It occurred to me, as I was watching, that too many organizations and managers practice the same approach. Through a combination of implicit and explicit rules that severely limit people’s autonomy, curiosity, and independent response, such companies and managers think that they will somehow produce a tidy, well-functioning, highly productive organization.

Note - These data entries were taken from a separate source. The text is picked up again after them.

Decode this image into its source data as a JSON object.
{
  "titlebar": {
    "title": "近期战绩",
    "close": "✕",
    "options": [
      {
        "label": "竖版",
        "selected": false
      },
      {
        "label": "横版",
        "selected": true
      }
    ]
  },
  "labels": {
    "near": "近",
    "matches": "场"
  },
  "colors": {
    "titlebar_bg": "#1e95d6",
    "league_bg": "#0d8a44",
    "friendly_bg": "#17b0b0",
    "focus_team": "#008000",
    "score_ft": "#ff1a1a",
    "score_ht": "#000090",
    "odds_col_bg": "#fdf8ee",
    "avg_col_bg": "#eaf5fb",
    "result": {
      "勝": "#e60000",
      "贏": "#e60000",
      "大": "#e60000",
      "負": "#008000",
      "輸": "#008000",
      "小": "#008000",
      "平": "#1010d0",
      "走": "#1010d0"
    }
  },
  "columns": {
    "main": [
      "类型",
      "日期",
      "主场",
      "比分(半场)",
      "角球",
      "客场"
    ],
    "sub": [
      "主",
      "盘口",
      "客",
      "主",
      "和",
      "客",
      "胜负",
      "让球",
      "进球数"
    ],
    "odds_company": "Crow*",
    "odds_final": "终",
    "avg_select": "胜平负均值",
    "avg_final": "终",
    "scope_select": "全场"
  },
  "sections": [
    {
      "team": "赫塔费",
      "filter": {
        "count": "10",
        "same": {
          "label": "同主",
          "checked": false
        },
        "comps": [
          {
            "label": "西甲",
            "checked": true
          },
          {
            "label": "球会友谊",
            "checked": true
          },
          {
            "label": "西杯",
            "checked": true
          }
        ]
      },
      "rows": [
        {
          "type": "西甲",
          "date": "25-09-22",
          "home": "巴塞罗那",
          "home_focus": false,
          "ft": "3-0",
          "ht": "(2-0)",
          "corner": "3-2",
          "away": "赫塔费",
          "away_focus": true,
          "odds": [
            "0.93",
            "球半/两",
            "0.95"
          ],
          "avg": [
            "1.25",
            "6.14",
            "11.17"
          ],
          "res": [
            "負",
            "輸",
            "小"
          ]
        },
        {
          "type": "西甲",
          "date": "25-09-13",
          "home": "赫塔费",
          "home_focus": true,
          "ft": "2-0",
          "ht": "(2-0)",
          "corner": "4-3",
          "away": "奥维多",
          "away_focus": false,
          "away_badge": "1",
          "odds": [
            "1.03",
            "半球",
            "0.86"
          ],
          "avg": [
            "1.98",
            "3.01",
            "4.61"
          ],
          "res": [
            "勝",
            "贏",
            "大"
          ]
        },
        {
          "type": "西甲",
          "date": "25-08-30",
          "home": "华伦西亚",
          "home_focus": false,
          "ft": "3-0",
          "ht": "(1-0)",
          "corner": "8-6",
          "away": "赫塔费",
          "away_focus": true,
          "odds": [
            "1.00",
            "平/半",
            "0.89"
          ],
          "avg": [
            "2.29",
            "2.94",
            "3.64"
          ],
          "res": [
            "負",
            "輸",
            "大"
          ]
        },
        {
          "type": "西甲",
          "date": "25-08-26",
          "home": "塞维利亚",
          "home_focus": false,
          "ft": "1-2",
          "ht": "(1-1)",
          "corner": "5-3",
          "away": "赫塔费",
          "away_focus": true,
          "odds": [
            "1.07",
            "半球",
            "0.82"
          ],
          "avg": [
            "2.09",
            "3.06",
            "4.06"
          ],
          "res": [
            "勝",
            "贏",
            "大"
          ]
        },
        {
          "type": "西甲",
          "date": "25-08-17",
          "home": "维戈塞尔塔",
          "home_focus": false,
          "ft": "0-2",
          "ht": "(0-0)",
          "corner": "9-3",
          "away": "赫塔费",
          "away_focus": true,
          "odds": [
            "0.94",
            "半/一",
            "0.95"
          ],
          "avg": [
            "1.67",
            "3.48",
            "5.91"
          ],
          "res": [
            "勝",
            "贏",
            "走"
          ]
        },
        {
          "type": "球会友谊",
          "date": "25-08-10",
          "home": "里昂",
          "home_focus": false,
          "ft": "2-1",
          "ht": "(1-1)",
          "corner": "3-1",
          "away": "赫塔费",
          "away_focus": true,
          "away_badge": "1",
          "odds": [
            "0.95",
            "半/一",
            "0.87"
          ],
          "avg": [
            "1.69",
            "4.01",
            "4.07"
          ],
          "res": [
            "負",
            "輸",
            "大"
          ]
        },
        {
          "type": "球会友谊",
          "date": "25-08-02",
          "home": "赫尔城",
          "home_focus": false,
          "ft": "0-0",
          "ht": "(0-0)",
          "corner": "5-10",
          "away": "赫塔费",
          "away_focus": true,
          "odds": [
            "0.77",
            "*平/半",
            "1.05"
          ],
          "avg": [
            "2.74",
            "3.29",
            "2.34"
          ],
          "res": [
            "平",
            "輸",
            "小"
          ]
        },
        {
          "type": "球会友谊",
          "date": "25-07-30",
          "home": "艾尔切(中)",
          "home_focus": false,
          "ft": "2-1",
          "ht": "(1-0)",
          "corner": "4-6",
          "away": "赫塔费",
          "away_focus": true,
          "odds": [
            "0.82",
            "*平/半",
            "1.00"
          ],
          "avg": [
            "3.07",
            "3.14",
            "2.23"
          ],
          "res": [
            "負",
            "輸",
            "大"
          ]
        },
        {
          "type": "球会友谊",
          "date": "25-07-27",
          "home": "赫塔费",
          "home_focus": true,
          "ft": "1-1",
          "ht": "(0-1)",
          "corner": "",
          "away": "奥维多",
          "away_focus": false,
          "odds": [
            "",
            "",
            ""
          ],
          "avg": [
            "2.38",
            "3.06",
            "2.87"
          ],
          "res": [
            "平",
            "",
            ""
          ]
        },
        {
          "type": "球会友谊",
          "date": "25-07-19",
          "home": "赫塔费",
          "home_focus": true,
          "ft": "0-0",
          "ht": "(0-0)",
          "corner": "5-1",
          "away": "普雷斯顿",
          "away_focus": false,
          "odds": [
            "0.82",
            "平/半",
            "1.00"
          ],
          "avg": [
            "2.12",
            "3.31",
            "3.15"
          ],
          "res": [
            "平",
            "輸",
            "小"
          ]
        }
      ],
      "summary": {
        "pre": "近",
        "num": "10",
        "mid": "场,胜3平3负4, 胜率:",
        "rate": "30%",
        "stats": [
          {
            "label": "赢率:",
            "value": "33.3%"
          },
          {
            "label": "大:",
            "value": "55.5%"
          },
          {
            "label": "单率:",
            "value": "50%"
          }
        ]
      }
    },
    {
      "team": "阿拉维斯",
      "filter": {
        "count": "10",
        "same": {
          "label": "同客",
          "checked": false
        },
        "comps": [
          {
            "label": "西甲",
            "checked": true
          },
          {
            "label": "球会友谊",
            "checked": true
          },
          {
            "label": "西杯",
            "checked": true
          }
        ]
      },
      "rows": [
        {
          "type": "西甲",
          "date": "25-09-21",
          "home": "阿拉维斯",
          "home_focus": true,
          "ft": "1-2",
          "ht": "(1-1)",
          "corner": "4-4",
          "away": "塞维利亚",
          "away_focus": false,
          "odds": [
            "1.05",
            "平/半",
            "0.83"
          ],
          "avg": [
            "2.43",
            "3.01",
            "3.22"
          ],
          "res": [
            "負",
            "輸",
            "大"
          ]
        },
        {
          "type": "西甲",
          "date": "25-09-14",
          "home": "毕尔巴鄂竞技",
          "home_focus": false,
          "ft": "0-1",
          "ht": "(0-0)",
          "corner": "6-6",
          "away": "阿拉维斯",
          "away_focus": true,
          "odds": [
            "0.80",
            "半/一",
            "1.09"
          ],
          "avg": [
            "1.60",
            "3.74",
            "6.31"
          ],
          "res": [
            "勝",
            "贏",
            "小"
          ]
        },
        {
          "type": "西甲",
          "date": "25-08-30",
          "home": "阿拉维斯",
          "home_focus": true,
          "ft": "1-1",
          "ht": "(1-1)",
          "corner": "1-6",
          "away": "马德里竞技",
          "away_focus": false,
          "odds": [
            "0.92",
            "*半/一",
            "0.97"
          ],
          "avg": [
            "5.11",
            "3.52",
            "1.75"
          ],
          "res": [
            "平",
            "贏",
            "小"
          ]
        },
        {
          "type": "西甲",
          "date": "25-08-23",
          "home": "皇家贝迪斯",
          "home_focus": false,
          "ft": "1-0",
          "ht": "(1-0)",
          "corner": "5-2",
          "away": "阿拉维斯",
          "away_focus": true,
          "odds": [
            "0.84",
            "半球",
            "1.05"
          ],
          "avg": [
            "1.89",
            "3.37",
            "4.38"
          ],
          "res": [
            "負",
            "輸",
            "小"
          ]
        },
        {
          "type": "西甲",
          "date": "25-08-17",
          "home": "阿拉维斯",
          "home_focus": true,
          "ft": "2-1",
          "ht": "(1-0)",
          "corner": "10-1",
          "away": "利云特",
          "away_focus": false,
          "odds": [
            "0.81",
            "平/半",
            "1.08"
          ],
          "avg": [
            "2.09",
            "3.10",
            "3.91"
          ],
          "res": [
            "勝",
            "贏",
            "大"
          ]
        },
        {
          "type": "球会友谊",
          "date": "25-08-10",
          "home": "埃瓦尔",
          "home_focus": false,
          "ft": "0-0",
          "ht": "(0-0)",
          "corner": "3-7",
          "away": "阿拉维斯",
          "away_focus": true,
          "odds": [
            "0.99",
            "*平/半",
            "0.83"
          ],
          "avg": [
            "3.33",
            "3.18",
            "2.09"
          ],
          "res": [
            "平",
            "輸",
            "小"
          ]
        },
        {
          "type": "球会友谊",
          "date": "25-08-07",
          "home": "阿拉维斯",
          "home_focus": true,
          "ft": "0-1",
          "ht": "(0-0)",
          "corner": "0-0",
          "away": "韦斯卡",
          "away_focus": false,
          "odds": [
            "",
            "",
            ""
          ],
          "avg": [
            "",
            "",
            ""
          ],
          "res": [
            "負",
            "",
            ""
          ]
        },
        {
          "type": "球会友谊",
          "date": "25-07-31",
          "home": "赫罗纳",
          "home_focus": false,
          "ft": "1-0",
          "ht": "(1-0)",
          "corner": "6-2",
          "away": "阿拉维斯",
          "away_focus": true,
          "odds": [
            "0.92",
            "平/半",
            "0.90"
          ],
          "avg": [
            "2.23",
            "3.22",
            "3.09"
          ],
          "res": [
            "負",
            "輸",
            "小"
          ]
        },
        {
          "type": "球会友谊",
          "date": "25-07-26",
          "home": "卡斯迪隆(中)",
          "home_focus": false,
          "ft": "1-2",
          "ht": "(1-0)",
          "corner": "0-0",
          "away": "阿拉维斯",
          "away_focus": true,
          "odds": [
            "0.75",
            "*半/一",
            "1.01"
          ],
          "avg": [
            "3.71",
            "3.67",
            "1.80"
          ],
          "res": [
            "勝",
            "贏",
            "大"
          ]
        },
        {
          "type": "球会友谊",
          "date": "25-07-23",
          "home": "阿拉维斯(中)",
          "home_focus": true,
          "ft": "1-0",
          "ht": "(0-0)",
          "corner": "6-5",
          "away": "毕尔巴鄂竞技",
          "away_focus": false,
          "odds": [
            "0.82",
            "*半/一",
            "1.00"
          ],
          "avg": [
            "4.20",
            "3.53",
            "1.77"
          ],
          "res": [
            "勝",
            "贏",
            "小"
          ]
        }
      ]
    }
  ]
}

For instance, in one organization we worked with many years ago for a brief period, it was widely known that if the CEO said something in a meeting, the only safe response was agreement. The CEO took this lack of disagreement as consensus, and bragged about his team “all being on the same page.” In another company, the leave and vacation policies were so strict, and so rigorously enforced, that many talented peopleespecially young parents and people who had health issues or family requiring caresimply went on to other jobs because there was so little flexibility. The CEO in yet another organization decided one day that outside callers were going to voice mail too often, and so decreed that no one in the company would have voice mail. The organization tied itself in knots trying to get around that one in order to do business at all, creating a whole shadow system of routing callers to cell phones that had voice mail messages, etc.

I am not making any of this up.

If you deal with employees as though they are cogs in a machine, you will get only that part of them that is most like a cog in a machine: the part that shows up on time, does exactly what’s askedno more no lessand goes home. You will not get the 90% of each person that is what can make him or her a great employee, partner, team member: the initiative, the questions, the passion, the concerns, the hope, all the quirkiness and joy and excellence that people will bring to their work if you invite them to do so.

Of course, it’s harder to manage and lead real, full human beings. You have to bring your whole self to work, and decide to let them bring their whole self, too. You have to make sure that the “guard rails” you put upthe rules and policiesare fair, and reasonable, and actually hold people accountable for great work (vs. reinforcing mediocrity). You have to look at each person as an individual and consider flexing the rules if it will help both that person and the organization. You have to think about how it would feel if someone treated you the way you’re treating them…and figure out how to behave differently if you decide it would feel like crap.

It’s harder…but it’s the only way to create a great organization.